WHAT THE EXERCISE ASKS:
Copy out every record below, word for word.

──────────

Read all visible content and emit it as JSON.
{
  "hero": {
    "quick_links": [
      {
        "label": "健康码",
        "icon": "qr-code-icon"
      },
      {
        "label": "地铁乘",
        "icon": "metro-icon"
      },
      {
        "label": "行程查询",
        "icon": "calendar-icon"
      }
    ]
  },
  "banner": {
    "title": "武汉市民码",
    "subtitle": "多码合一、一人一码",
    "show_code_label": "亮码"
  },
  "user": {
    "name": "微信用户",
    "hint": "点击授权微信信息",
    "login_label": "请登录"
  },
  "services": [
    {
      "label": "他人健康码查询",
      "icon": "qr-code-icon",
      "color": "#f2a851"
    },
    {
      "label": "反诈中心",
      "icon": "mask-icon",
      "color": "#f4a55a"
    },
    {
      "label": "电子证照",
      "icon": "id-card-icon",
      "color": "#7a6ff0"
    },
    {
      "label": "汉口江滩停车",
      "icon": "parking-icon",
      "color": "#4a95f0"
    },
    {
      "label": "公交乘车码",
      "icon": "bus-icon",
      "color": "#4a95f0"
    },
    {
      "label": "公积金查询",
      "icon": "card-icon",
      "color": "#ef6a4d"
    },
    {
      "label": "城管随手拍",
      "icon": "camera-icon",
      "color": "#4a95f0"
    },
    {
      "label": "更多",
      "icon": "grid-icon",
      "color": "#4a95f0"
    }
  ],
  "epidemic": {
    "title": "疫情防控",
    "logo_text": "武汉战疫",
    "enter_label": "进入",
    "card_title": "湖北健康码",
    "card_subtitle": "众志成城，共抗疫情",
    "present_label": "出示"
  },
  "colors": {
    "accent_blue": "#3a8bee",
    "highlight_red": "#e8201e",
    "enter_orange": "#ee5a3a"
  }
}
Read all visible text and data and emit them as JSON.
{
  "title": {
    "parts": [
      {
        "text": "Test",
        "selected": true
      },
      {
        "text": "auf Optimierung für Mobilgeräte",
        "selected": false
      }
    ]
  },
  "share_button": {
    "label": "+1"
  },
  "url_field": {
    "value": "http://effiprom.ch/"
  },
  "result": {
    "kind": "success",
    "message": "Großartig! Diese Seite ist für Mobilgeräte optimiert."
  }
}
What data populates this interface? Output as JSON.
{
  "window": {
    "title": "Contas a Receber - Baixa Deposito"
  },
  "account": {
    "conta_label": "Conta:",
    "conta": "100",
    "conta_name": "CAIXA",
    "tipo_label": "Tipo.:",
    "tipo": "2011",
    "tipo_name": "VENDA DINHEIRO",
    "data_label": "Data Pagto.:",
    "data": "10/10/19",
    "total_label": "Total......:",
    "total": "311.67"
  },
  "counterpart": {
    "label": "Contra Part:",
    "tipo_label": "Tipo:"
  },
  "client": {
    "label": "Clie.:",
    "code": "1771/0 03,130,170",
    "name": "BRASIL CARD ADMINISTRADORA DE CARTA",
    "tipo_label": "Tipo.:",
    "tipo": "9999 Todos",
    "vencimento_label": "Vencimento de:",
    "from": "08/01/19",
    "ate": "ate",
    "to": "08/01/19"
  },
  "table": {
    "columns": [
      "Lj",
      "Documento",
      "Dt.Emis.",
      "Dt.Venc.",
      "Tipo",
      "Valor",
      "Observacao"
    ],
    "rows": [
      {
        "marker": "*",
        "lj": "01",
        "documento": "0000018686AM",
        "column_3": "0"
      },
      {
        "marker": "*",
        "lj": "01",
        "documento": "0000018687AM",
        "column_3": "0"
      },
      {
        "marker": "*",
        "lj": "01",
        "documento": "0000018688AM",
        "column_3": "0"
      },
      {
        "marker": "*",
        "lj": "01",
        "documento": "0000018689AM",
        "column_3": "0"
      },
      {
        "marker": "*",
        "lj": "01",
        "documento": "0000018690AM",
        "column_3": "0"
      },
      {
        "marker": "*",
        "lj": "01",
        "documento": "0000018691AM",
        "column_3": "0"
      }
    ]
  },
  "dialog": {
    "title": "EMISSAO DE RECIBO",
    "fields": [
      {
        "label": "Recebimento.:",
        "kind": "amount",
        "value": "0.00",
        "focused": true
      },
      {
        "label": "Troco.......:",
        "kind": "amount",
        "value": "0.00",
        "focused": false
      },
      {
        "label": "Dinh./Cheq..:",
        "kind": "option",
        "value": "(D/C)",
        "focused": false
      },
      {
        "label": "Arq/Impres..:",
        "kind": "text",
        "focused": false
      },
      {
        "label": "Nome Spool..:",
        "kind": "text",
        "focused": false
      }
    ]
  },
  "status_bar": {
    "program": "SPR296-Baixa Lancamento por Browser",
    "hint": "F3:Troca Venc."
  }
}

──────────

ANSWER BELOW:
Read all visible content and emit it as JSON.
{
  "hero": {
    "quick_links": [
      {
        "label": "健康码",
        "icon": "qr-code-icon"
      },
      {
        "label": "地铁乘",
        "icon": "metro-icon"
      },
      {
        "label": "行程查询",
        "icon": "calendar-icon"
      }
    ]
  },
  "banner": {
    "title": "武汉市民码",
    "subtitle": "多码合一、一人一码",
    "show_code_label": "亮码"
  },
  "user": {
    "name": "微信用户",
    "hint": "点击授权微信信息",
    "login_label": "请登录"
  },
  "services": [
    {
      "label": "他人健康码查询",
      "icon": "qr-code-icon",
      "color": "#f2a851"
    },
    {
      "label": "反诈中心",
      "icon": "mask-icon",
      "color": "#f4a55a"
    },
    {
      "label": "电子证照",
      "icon": "id-card-icon",
      "color": "#7a6ff0"
    },
    {
      "label": "汉口江滩停车",
      "icon": "parking-icon",
      "color": "#4a95f0"
    },
    {
      "label": "公交乘车码",
      "icon": "bus-icon",
      "color": "#4a95f0"
    },
    {
      "label": "公积金查询",
      "icon": "card-icon",
      "color": "#ef6a4d"
    },
    {
      "label": "城管随手拍",
      "icon": "camera-icon",
      "color": "#4a95f0"
    },
    {
      "label": "更多",
      "icon": "grid-icon",
      "color": "#4a95f0"
    }
  ],
  "epidemic": {
    "title": "疫情防控",
    "logo_text": "武汉战疫",
    "enter_label": "进入",
    "card_title": "湖北健康码",
    "card_subtitle": "众志成城，共抗疫情",
    "present_label": "出示"
  },
  "colors": {
    "accent_blue": "#3a8bee",
    "highlight_red": "#e8201e",
    "enter_orange": "#ee5a3a"
  }
}
Read all visible text and data and emit them as JSON.
{
  "title": {
    "parts": [
      {
        "text": "Test",
        "selected": true
      },
      {
        "text": "auf Optimierung für Mobilgeräte",
        "selected": false
      }
    ]
  },
  "share_button": {
    "label": "+1"
  },
  "url_field": {
    "value": "http://effiprom.ch/"
  },
  "result": {
    "kind": "success",
    "message": "Großartig! Diese Seite ist für Mobilgeräte optimiert."
  }
}
What data populates this interface? Output as JSON.
{
  "window": {
    "title": "Contas a Receber - Baixa Deposito"
  },
  "account": {
    "conta_label": "Conta:",
    "conta": "100",
    "conta_name": "CAIXA",
    "tipo_label": "Tipo.:",
    "tipo": "2011",
    "tipo_name": "VENDA DINHEIRO",
    "data_label": "Data Pagto.:",
    "data": "10/10/19",
    "total_label": "Total......:",
    "total": "311.67"
  },
  "counterpart": {
    "label": "Contra Part:",
    "tipo_label": "Tipo:"
  },
  "client": {
    "label": "Clie.:",
    "code": "1771/0 03,130,170",
    "name": "BRASIL CARD ADMINISTRADORA DE CARTA",
    "tipo_label": "Tipo.:",
    "tipo": "9999 Todos",
    "vencimento_label": "Vencimento de:",
    "from": "08/01/19",
    "ate": "ate",
    "to": "08/01/19"
  },
  "table": {
    "columns": [
      "Lj",
      "Documento",
      "Dt.Emis.",
      "Dt.Venc.",
      "Tipo",
      "Valor",
      "Observacao"
    ],
    "rows": [
      {
        "marker": "*",
        "lj": "01",
        "documento": "0000018686AM",
        "column_3": "0"
      },
      {
        "marker": "*",
        "lj": "01",
        "documento": "0000018687AM",
        "column_3": "0"
      },
      {
        "marker": "*",
        "lj": "01",
        "documento": "0000018688AM",
        "column_3": "0"
      },
      {
        "marker": "*",
        "lj": "01",
        "documento": "0000018689AM",
        "column_3": "0"
      },
      {
        "marker": "*",
        "lj": "01",
        "documento": "0000018690AM",
        "column_3": "0"
      },
      {
        "marker": "*",
        "lj": "01",
        "documento": "0000018691AM",
        "column_3": "0"
      }
    ]
  },
  "dialog": {
    "title": "EMISSAO DE RECIBO",
    "fields": [
      {
        "label": "Recebimento.:",
        "kind": "amount",
        "value": "0.00",
        "focused": true
      },
      {
        "label": "Troco.......:",
        "kind": "amount",
        "value": "0.00",
        "focused": false
      },
      {
        "label": "Dinh./Cheq..:",
        "kind": "option",
        "value": "(D/C)",
        "focused": false
      },
      {
        "label": "Arq/Impres..:",
        "kind": "text",
        "focused": false
      },
      {
        "label": "Nome Spool..:",
        "kind": "text",
        "focused": false
      }
    ]
  },
  "status_bar": {
    "program": "SPR296-Baixa Lancamento por Browser",
    "hint": "F3:Troca Venc."
  }
}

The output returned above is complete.